  10. Nice write-up and photos. I have heard so much about this ride in the past that I have decided to give it a go this year. I am not a stranger to log distance rides or endurance events so I don't think I will come across any mental challenges. The thing that has drawn me to do this ride the fact that is it unorganised unlike most of the events I do, so the lack of competition I think is what makes the atmosphere of this ride special (that's what I have been told) Reading your account and your riding friend seems to confirm that. The only thing I would say you need to eat every hour on long rides or your body will no refuel in time.
    Good luck if you are doing it in 2012 I will be there.

  11. I have decided to go for it this year on June 30, 2012. I have ridden 60 miles several times and once did an 80mile ride from Cambridge to Norwich. I have some questions of those who have done this ride before:

    1. How challenging is it to stay awake all night? Does the adrenalin keep you awake or do you need regular doses of caffeine? As drinking coffee makes you pee and lose fluids, you must need to drink lots more than you can carry and as it is not an organised ride, are there enough places open at night to get water/drinks along the way?
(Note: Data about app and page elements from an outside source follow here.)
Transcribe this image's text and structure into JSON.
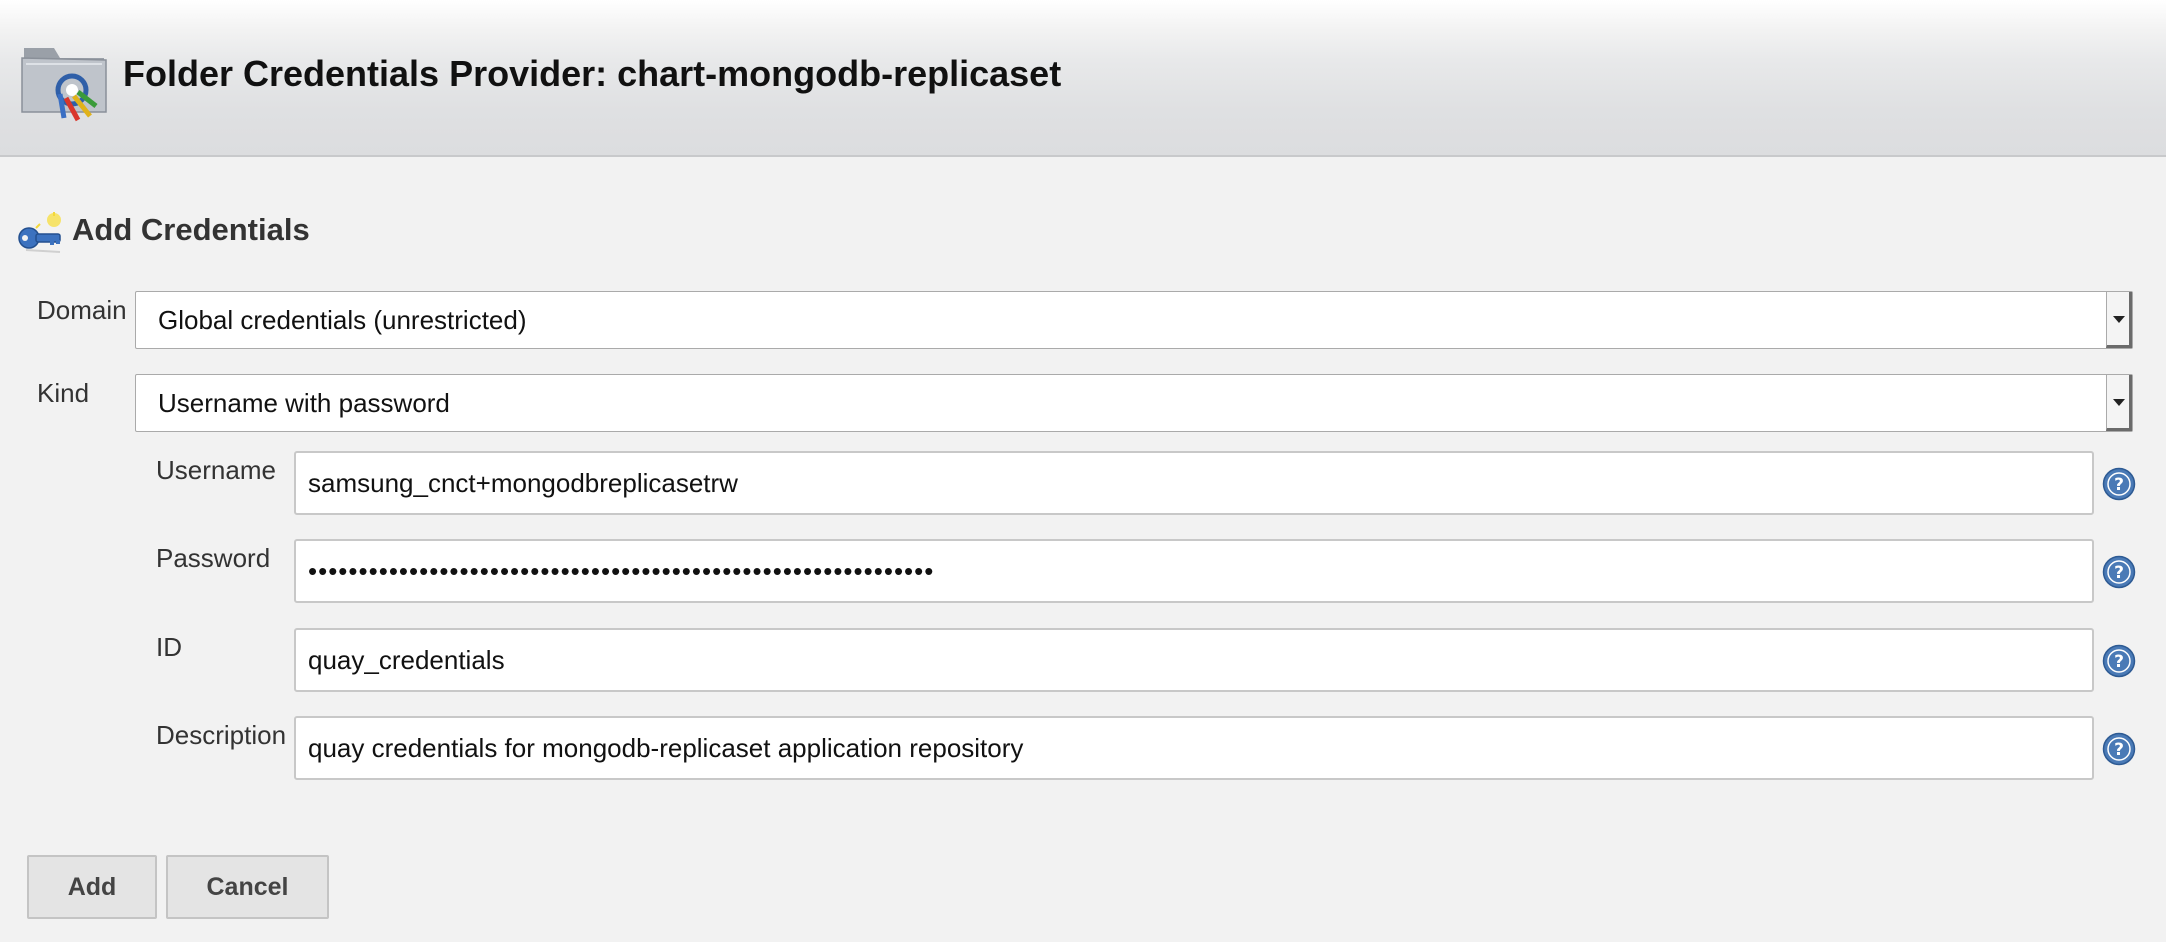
{
  "header": {
    "title": "Folder Credentials Provider: chart-mongodb-replicaset",
    "icon": "folder-credentials-icon"
  },
  "section": {
    "title": "Add Credentials",
    "icon": "key-icon"
  },
  "form": {
    "domain": {
      "label": "Domain",
      "value": "Global credentials (unrestricted)"
    },
    "kind": {
      "label": "Kind",
      "value": "Username with password"
    },
    "username": {
      "label": "Username",
      "value": "samsung_cnct+mongodbreplicasetrw"
    },
    "password": {
      "label": "Password",
      "value": "••••••••••••••••••••••••••••••••••••••••••••••••••••••••••••••"
    },
    "id": {
      "label": "ID",
      "value": "quay_credentials"
    },
    "description": {
      "label": "Description",
      "value": "quay credentials for mongodb-replicaset application repository"
    }
  },
  "buttons": {
    "add": "Add",
    "cancel": "Cancel"
  },
  "colors": {
    "help_icon_blue": "#4a7ab6",
    "background": "#f2f2f2"
  }
}
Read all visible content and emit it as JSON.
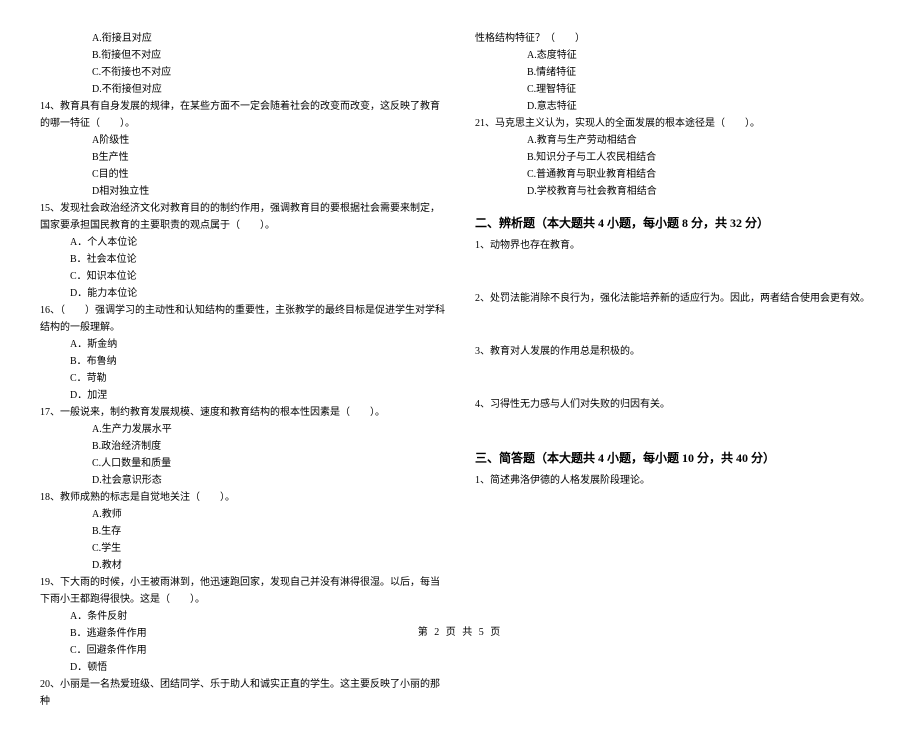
{
  "left": {
    "q13_opts": [
      "A.衔接且对应",
      "B.衔接但不对应",
      "C.不衔接也不对应",
      "D.不衔接但对应"
    ],
    "q14": "14、教育具有自身发展的规律，在某些方面不一定会随着社会的改变而改变，这反映了教育的哪一特征（　　）。",
    "q14_opts": [
      "A阶级性",
      "B生产性",
      "C目的性",
      "D相对独立性"
    ],
    "q15": "15、发现社会政治经济文化对教育目的的制约作用，强调教育目的要根据社会需要来制定，国家要承担国民教育的主要职责的观点属于（　　）。",
    "q15_opts": [
      "A．个人本位论",
      "B．社会本位论",
      "C．知识本位论",
      "D．能力本位论"
    ],
    "q16": "16、（　　）强调学习的主动性和认知结构的重要性，主张教学的最终目标是促进学生对学科结构的一般理解。",
    "q16_opts": [
      "A．斯金纳",
      "B．布鲁纳",
      "C．苛勒",
      "D．加涅"
    ],
    "q17": "17、一般说来，制约教育发展规模、速度和教育结构的根本性因素是（　　）。",
    "q17_opts": [
      "A.生产力发展水平",
      "B.政治经济制度",
      "C.人口数量和质量",
      "D.社会意识形态"
    ],
    "q18": "18、教师成熟的标志是自觉地关注（　　）。",
    "q18_opts": [
      "A.教师",
      "B.生存",
      "C.学生",
      "D.教材"
    ],
    "q19": "19、下大雨的时候，小王被雨淋到，他迅速跑回家，发现自己并没有淋得很湿。以后，每当下雨小王都跑得很快。这是（　　）。",
    "q19_opts": [
      "A．条件反射",
      "B．逃避条件作用",
      "C．回避条件作用",
      "D．顿悟"
    ],
    "q20": "20、小丽是一名热爱班级、团结同学、乐于助人和诚实正直的学生。这主要反映了小丽的那种"
  },
  "right": {
    "q20b": "性格结构特征？（　　）",
    "q20_opts": [
      "A.态度特征",
      "B.情绪特征",
      "C.理智特征",
      "D.意志特征"
    ],
    "q21": "21、马克思主义认为，实现人的全面发展的根本途径是（　　）。",
    "q21_opts": [
      "A.教育与生产劳动相结合",
      "B.知识分子与工人农民相结合",
      "C.普通教育与职业教育相结合",
      "D.学校教育与社会教育相结合"
    ],
    "section2_title": "二、辨析题（本大题共 4 小题，每小题 8 分，共 32 分）",
    "s2q1": "1、动物界也存在教育。",
    "s2q2": "2、处罚法能消除不良行为，强化法能培养新的适应行为。因此，两者结合使用会更有效。",
    "s2q3": "3、教育对人发展的作用总是积极的。",
    "s2q4": "4、习得性无力感与人们对失败的归因有关。",
    "section3_title": "三、简答题（本大题共 4 小题，每小题 10 分，共 40 分）",
    "s3q1": "1、简述弗洛伊德的人格发展阶段理论。"
  },
  "footer": "第 2 页 共 5 页"
}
    2. I want to understand if the main challenge is the distance or also the hills. Are there many hills or is it mostly flat.

    3. I have never ridden long enough or without any refreshement stops to wear a backpack to carry sufficient supplies. Would you say it is better to carry a backpack with coffee, food, layers or stay lightweight and rely on couple of bottles in the cages and energy bars in a small pack on the seatpost?

    Would greatly appreciate any views!

  12. Anon, see below. Hopefully this gives you a better idea.

    1: that depends on whether you're a night owl or an early bird. I'm an early bird so I struggled between 1-4am but kept going with water/snacks etc and this year will put a bit of music on. Grant, my fellow rider is a night owl and seemed to find the toughest bit between 4-6am when I was on a bit of a high. Too much caffeine will result in an energy crash at some point so be careful not to overdo it. Sing to yourself, chat with other people and sip on those drinks. Just don't overdo it. There's hardly anywhere open to buy things that I remember. We carried everything we wanted/needed

    2: main challenge is definitely distance and time of night. The hills aren't anything to worry about really.

    3: back pack definitely. It's not a race so just enjoy the ride and have the things you want when you want them. There are a few hardcore riders that do it on bottles and gels but they are the minority rather than the rule and tend to do it for speed. That isn't me. I intend to have a flask flu of tea as that's what I craved the most last time. Not exactly the serious cyclist.


  13. Thanks that was very helpful!